The president of Mexican gambling trade group AIEJA has said the biggest challenges facing his market continue to be over-taxation and a complicated legal code that has been stitched together to patch over a gambling law not updated since 1947.
Speaking to Vixio GamblingCompliance at ICE last week, Miguel Ángel Ochoa Sánchez discussed the biggest challenges the Mexican market is facing, and whether the upcoming presidential election on June 2 will bring an easier future for the industry.
“Sixty percent of the online gambling offer in Mexico is not legal, so it competes unfairly with that which is legal,” Ochoa Sánchez said.
“That is the first challenge as there is a law to update, because the current law is from 1947 and there was none of the technology of today; there was no internet, there were no cell phones, machines, etc.”
The 1947 federal law he refers to banned most forms of gambling, but several hundred de facto casinos operate in Mexico anyway.
Those properties have found their legitimacy in a 2004 decree and subsequent amendments that followed to allow for casino games under the guise of drawings of numbers or symbols, constructing a complicated and tenuous legal framework that few can navigate and most find frustrating.
Last November, outgoing President Andrés Manuel López Obrador (AMLO) signed a decree to amend the 2004 regulation and outlaw such drawings via machines, as well as other casino games determined by dice, cards or roulette wheels. Those legal changes will not become effective until current operating permits expire, however.
Ochoa Sánchez named over-taxation as the next hurdle for Mexico's gambling industry.
“Today in Mexico taxes are paid to the federation and the Mexican government, taxes are paid to the states and taxes are paid to the municipalities. Then, every year they change them, they add a new tax every year, they increase the percentage,” he said, referencing a recent trend of new gambling taxes being applied on a state-by-state basis.
He said the volatility creates instability for investors, and advocated for tax reform that would consolidate state and municipal taxes.
Last March, Mexico’s Supreme Court also ruled in favour of a double taxation by upholding two articles of the financial code, which jointly tax the revenues of gambling organisers and gaming machine owners, in addition to imposing a value added tax.
At the time, lawyers said that the taxation was not necessarily a huge problem for the gaming industry, but that it was an abuse of authority.
Finally, the perception of Mexico as a dangerous place where the gaming industry is all guns and money laundering grates on Ochoa Sánchez.

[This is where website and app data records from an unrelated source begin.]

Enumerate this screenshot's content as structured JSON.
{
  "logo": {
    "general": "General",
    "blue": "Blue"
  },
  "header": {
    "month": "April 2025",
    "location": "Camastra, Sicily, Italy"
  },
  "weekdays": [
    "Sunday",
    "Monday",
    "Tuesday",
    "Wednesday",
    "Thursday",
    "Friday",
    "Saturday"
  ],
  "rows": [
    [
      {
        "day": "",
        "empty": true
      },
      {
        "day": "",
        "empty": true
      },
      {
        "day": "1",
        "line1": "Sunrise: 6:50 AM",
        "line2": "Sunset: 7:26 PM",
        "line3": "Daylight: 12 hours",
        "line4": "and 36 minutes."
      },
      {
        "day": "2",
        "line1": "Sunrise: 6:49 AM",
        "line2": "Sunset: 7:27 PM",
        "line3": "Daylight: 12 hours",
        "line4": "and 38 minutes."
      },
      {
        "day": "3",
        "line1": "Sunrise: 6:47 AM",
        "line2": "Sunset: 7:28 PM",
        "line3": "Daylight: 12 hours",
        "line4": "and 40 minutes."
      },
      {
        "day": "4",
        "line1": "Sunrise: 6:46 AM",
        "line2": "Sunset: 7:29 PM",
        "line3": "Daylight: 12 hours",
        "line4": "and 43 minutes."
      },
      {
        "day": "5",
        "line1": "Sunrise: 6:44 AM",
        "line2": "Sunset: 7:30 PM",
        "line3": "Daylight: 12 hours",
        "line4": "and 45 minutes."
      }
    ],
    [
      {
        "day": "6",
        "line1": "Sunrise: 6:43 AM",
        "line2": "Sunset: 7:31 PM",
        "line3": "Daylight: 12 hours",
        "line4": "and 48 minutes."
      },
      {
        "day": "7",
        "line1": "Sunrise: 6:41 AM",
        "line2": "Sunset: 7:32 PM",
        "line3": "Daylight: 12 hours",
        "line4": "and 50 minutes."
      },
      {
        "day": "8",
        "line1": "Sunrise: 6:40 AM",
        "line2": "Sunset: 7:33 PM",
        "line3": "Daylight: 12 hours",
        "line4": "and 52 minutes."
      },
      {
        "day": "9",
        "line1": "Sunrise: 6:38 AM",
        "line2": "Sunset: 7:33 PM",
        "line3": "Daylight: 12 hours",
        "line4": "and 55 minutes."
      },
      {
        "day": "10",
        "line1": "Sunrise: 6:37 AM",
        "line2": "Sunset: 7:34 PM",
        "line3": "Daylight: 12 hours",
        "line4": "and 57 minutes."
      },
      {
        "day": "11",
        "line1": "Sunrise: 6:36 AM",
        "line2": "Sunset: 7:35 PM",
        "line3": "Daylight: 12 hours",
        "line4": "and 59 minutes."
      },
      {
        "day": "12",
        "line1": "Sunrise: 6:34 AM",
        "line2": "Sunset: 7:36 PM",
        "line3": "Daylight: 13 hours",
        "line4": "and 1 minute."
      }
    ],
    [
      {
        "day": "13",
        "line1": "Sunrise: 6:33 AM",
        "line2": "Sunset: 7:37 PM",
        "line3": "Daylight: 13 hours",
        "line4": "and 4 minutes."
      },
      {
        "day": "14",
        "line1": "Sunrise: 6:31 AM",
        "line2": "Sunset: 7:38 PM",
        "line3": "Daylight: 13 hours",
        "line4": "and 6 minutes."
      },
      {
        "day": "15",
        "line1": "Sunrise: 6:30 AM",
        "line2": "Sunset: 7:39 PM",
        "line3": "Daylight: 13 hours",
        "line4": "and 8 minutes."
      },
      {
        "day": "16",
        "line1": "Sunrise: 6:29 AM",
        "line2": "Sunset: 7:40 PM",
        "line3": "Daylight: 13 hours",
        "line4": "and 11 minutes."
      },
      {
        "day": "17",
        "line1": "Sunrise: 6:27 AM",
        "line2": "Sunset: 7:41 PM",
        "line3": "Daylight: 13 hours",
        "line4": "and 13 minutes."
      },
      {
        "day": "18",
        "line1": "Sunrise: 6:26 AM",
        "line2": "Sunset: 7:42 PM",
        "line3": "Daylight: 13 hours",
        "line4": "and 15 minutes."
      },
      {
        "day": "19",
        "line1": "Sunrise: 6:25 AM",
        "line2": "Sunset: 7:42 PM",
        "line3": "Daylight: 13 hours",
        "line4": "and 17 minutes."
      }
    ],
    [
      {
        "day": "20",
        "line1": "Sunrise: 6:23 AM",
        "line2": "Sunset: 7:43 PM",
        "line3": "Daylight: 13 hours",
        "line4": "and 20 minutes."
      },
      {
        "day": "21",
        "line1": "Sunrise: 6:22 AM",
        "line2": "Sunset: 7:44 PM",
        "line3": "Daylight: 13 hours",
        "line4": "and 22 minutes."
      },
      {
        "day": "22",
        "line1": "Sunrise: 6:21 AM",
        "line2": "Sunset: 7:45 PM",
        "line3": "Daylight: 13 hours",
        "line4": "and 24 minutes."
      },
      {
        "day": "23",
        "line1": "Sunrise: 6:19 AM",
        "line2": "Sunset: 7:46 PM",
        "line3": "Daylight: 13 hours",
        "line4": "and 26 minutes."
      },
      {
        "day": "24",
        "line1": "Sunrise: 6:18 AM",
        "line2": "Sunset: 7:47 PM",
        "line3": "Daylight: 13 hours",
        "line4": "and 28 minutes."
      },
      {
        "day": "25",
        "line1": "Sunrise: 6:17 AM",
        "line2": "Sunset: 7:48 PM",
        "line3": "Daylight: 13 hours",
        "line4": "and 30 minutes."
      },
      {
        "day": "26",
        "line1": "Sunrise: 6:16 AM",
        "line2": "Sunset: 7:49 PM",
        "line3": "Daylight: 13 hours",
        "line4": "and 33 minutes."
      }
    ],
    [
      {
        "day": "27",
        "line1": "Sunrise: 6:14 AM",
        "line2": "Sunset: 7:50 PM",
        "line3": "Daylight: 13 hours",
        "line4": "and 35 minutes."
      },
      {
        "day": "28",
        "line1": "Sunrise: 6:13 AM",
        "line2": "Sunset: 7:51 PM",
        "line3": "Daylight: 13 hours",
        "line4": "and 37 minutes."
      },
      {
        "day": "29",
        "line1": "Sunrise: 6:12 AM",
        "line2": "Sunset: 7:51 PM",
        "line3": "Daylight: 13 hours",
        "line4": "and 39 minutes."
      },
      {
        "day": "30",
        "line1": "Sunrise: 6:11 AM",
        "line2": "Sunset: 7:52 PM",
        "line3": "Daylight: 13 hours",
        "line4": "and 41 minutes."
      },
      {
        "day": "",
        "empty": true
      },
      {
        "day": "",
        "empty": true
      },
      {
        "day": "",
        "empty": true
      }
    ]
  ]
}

“It’s not true in Mexico, it does not happen. But American movies always portray something bad,” he told Vixio.
As for the upcoming elections, it is looking increasingly likely that when AMLO leaves office, former Mexico City Mayor Claudia Sheinbaum will be sworn in as his replacement. She has been endorsed by AMLO and has a hefty lead in the polls.
“We believe that with her we could come to some arrangements,” concluded Ochoa Sánchez, “such as the three issues I have just raised.”